» **Problem requirements**: Report the count of lines in the records that contain "Jürgen", without any added text.

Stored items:
········

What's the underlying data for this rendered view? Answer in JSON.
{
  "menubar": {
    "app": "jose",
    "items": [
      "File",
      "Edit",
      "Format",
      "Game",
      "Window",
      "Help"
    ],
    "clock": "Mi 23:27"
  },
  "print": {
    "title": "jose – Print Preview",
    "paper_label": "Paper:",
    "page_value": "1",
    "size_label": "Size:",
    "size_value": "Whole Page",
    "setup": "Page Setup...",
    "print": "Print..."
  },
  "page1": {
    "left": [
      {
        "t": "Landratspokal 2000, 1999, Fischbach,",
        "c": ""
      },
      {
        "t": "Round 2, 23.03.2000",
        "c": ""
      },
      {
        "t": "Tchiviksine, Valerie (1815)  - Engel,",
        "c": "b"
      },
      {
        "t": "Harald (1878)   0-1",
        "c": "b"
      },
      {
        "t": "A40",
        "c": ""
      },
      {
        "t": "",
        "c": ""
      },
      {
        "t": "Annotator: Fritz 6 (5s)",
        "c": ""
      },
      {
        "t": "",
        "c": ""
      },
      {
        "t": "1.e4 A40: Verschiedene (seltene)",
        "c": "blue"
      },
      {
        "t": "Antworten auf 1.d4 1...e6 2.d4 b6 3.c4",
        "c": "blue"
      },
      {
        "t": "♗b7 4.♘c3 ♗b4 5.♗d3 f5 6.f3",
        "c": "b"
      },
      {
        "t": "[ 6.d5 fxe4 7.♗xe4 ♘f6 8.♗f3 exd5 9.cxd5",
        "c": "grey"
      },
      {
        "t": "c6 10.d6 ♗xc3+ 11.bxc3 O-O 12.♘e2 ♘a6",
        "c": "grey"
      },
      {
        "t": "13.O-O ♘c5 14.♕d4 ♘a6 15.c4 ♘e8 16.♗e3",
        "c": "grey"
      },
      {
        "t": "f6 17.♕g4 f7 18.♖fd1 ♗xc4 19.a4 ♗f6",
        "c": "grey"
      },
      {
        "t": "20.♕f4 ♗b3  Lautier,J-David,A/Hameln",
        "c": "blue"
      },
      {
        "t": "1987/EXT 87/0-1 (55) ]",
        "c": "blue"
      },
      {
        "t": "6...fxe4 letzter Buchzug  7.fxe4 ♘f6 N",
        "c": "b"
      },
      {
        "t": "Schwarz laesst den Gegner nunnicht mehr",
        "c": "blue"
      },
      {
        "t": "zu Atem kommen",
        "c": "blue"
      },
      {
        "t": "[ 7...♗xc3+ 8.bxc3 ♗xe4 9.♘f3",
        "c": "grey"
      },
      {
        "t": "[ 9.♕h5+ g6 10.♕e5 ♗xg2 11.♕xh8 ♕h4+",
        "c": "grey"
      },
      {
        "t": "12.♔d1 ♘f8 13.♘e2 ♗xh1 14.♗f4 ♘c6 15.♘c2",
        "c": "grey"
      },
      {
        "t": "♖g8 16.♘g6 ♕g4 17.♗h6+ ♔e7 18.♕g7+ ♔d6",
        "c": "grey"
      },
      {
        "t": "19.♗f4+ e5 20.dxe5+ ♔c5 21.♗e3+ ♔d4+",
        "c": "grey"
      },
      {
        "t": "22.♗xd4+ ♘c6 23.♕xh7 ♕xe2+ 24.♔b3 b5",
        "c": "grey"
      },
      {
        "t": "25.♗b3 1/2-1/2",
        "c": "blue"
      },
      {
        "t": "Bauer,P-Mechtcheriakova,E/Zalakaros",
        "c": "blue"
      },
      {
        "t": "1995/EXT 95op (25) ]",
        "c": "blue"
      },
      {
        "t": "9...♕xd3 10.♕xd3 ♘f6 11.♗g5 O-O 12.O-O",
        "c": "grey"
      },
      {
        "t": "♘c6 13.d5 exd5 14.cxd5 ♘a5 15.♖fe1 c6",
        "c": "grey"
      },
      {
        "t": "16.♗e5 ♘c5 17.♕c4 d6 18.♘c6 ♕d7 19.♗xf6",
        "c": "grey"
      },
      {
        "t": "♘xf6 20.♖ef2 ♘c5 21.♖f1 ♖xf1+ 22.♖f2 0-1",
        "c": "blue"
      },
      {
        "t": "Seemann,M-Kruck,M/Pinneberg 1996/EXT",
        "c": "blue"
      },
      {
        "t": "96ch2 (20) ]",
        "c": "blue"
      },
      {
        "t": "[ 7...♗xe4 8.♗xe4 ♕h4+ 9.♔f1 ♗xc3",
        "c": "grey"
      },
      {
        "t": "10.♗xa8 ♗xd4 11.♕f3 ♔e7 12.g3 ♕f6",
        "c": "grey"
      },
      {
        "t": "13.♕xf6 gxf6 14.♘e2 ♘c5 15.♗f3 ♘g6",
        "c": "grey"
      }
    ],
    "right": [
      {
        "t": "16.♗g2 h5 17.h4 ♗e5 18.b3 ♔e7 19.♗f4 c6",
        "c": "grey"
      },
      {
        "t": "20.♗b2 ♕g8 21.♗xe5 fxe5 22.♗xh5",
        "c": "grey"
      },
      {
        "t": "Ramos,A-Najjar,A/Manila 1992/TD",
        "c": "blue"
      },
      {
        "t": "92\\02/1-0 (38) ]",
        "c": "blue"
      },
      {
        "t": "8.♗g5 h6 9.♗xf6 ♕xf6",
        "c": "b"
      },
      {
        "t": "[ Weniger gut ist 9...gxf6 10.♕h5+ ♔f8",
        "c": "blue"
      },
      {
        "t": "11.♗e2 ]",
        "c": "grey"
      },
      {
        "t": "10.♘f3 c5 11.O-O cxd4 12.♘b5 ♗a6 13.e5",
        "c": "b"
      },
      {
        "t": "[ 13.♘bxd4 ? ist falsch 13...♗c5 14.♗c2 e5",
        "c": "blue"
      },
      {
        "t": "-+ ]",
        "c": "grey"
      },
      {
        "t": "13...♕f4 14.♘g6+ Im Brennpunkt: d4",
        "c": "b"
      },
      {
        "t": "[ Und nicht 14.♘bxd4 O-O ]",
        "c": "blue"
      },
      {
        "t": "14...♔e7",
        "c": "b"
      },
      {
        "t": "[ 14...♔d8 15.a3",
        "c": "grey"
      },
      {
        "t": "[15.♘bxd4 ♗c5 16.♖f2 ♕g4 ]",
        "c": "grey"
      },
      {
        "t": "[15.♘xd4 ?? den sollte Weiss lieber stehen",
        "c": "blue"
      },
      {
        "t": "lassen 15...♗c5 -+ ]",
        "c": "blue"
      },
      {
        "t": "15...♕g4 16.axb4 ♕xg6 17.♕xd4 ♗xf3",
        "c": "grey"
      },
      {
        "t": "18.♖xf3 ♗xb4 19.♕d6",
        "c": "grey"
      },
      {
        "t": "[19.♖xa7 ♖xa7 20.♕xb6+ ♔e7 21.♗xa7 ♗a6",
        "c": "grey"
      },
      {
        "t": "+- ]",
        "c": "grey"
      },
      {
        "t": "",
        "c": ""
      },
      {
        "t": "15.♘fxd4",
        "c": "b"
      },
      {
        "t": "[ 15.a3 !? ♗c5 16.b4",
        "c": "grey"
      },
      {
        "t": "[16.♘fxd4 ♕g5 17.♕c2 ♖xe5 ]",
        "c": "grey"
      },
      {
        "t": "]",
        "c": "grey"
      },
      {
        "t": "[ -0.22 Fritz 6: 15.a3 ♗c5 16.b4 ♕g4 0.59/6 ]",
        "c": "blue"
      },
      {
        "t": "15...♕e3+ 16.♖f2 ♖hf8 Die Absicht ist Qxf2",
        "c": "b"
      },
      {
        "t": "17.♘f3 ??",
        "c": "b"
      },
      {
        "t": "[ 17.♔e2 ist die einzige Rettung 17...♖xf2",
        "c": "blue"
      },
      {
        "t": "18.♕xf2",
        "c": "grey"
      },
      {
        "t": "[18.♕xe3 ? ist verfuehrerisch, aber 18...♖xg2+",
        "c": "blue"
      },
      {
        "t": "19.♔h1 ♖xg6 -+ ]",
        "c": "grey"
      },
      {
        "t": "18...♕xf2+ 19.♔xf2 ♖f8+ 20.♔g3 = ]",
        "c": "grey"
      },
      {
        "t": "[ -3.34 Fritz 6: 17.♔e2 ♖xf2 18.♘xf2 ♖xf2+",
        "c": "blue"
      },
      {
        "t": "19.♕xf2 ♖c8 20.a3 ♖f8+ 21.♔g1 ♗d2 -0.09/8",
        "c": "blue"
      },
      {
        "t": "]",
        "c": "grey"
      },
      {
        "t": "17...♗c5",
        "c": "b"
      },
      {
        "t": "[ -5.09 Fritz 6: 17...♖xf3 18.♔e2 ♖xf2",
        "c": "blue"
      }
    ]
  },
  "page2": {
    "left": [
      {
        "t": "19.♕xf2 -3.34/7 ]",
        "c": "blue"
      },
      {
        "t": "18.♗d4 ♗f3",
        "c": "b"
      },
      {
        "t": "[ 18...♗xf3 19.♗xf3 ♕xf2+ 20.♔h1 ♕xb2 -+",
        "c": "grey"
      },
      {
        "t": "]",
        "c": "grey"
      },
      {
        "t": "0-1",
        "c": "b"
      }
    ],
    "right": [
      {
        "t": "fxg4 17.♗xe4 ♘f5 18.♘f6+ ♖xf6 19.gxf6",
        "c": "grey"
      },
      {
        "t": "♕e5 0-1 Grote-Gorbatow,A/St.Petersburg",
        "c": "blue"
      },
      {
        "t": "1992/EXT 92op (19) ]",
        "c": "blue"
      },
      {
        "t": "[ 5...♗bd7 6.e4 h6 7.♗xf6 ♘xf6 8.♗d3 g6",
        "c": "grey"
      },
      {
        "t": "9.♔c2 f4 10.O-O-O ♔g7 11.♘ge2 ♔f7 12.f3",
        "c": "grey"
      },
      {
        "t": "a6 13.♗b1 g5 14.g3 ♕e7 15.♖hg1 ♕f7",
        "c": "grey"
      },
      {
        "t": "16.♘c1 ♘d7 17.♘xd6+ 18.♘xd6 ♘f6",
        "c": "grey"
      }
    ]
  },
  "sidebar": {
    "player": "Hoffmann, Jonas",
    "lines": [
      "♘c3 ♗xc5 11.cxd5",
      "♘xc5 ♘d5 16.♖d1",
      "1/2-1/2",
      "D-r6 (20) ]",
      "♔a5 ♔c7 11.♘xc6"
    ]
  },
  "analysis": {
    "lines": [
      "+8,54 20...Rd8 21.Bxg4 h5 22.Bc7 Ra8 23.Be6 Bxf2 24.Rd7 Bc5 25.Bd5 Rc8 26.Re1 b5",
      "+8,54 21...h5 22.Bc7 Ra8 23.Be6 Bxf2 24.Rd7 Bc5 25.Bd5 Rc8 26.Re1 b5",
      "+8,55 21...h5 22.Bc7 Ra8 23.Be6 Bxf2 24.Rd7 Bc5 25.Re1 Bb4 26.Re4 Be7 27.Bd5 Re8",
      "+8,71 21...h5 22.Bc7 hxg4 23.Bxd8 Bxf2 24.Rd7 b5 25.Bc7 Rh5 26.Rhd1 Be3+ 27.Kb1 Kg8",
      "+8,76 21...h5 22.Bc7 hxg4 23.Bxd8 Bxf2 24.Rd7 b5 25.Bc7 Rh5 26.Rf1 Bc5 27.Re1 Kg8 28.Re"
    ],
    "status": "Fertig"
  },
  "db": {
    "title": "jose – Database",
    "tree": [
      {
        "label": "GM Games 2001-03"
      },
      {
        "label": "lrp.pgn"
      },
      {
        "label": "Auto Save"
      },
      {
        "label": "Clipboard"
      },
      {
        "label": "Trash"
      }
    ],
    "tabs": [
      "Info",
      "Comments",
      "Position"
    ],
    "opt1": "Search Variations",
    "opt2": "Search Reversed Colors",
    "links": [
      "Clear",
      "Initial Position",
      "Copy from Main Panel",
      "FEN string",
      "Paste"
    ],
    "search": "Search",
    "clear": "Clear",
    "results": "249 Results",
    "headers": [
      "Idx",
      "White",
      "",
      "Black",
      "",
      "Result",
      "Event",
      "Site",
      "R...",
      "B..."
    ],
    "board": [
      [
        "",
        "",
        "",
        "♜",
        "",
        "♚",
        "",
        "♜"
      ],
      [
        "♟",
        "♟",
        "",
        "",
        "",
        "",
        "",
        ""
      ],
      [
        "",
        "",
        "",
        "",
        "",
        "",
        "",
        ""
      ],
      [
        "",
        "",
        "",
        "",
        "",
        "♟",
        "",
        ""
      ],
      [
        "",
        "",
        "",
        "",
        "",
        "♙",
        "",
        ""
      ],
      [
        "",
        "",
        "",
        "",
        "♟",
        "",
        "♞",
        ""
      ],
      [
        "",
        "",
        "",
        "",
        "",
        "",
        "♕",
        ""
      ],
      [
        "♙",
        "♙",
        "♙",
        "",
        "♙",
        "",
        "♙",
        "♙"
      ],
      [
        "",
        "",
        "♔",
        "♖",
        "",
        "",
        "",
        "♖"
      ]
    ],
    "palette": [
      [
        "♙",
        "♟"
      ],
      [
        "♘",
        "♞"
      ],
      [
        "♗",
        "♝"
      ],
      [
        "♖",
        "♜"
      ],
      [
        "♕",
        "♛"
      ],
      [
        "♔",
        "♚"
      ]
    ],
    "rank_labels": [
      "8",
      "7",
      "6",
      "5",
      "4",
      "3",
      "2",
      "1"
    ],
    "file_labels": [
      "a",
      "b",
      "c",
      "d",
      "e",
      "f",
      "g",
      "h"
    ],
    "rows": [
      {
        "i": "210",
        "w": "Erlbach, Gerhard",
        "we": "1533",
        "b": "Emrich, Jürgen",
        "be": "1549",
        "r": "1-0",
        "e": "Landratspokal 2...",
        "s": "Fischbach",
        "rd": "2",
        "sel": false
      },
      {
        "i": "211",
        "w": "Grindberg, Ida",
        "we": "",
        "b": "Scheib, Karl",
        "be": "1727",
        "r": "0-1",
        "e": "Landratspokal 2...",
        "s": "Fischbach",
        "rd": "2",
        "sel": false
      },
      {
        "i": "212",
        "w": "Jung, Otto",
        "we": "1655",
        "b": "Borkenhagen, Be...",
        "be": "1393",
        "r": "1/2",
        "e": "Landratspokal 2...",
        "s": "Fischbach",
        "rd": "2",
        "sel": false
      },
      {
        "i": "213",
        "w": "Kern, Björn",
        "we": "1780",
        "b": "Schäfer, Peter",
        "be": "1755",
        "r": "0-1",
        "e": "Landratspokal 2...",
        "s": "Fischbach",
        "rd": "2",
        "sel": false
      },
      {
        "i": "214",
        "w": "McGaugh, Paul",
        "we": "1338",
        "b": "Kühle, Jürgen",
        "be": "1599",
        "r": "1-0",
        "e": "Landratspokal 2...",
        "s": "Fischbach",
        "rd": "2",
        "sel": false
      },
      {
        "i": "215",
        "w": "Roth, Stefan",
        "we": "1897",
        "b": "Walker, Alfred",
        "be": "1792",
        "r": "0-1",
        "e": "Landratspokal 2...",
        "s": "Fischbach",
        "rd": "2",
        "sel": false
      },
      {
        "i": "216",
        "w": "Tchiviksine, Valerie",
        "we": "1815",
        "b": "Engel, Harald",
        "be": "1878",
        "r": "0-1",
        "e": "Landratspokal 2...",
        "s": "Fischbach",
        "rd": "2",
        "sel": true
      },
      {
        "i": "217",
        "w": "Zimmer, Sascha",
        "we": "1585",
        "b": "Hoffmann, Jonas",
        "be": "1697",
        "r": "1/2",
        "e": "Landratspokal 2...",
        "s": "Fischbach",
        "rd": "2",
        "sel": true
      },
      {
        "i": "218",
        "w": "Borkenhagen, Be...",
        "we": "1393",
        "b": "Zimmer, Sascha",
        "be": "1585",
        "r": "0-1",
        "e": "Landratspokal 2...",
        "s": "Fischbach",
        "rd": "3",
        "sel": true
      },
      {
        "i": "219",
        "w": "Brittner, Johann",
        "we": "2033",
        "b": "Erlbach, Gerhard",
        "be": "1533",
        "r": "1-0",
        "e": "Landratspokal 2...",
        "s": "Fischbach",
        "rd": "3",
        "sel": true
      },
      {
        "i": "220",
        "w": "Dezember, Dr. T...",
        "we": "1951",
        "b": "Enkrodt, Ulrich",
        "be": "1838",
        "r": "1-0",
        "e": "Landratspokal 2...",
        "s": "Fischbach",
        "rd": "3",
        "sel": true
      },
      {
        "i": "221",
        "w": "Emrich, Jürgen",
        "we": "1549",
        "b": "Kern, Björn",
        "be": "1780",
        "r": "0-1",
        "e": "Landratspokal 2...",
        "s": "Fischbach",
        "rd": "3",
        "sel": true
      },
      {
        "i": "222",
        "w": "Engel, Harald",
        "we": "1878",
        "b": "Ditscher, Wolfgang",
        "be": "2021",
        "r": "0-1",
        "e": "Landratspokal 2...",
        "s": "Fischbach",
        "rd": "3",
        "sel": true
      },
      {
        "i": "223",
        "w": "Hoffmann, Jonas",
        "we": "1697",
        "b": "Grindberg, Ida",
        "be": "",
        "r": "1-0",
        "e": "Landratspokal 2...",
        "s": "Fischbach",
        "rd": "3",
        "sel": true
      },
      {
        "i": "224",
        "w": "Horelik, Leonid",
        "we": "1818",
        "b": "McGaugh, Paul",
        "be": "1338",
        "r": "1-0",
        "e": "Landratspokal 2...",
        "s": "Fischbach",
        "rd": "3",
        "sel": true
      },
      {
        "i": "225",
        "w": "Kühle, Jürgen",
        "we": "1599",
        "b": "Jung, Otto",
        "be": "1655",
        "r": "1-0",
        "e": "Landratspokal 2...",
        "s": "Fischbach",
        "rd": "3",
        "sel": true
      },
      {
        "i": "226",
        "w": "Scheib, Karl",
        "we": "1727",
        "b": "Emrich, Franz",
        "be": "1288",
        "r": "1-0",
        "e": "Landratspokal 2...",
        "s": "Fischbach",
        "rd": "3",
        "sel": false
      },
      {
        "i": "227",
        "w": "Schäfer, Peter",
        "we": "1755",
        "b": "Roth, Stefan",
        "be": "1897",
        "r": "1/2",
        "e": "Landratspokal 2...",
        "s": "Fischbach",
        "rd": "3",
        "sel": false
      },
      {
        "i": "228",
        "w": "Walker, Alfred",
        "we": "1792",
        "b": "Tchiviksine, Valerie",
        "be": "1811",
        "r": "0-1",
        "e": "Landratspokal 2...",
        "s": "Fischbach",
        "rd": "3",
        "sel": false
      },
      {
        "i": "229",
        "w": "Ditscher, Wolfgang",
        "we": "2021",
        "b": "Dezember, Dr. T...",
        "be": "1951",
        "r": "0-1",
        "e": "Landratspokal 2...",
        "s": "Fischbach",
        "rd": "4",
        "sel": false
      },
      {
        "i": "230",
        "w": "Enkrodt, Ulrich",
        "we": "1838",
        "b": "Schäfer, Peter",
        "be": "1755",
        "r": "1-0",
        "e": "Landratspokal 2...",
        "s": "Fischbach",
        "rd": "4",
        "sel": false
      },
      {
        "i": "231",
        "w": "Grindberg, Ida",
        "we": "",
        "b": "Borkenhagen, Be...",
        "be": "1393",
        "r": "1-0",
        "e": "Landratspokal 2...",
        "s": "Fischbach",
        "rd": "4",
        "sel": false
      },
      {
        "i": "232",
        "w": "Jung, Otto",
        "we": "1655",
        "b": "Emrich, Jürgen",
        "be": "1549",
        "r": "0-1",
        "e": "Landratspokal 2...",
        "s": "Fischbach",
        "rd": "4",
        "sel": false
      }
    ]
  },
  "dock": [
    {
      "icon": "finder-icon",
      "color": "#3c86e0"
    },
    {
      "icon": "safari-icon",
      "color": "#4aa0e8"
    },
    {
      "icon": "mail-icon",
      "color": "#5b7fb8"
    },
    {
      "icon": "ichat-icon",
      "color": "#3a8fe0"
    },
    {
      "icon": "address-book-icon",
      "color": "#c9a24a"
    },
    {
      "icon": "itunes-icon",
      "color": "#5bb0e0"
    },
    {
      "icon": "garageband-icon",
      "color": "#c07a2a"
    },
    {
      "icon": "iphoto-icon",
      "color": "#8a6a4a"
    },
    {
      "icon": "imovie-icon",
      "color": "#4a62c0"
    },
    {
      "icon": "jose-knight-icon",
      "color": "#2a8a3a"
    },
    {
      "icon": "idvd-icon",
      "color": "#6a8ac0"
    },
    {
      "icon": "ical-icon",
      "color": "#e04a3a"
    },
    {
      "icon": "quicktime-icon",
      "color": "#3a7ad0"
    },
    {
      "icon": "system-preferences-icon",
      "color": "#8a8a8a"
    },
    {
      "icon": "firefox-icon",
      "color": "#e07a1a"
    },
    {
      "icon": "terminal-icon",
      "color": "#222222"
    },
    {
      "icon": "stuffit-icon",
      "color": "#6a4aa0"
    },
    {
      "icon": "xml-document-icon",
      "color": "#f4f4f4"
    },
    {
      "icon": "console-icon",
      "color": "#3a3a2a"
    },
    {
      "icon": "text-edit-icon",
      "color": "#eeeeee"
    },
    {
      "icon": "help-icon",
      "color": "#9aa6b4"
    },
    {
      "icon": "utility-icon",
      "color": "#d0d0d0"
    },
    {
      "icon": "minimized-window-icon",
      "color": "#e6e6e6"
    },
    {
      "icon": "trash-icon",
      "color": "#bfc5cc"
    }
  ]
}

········

» **Exercise answer**: 5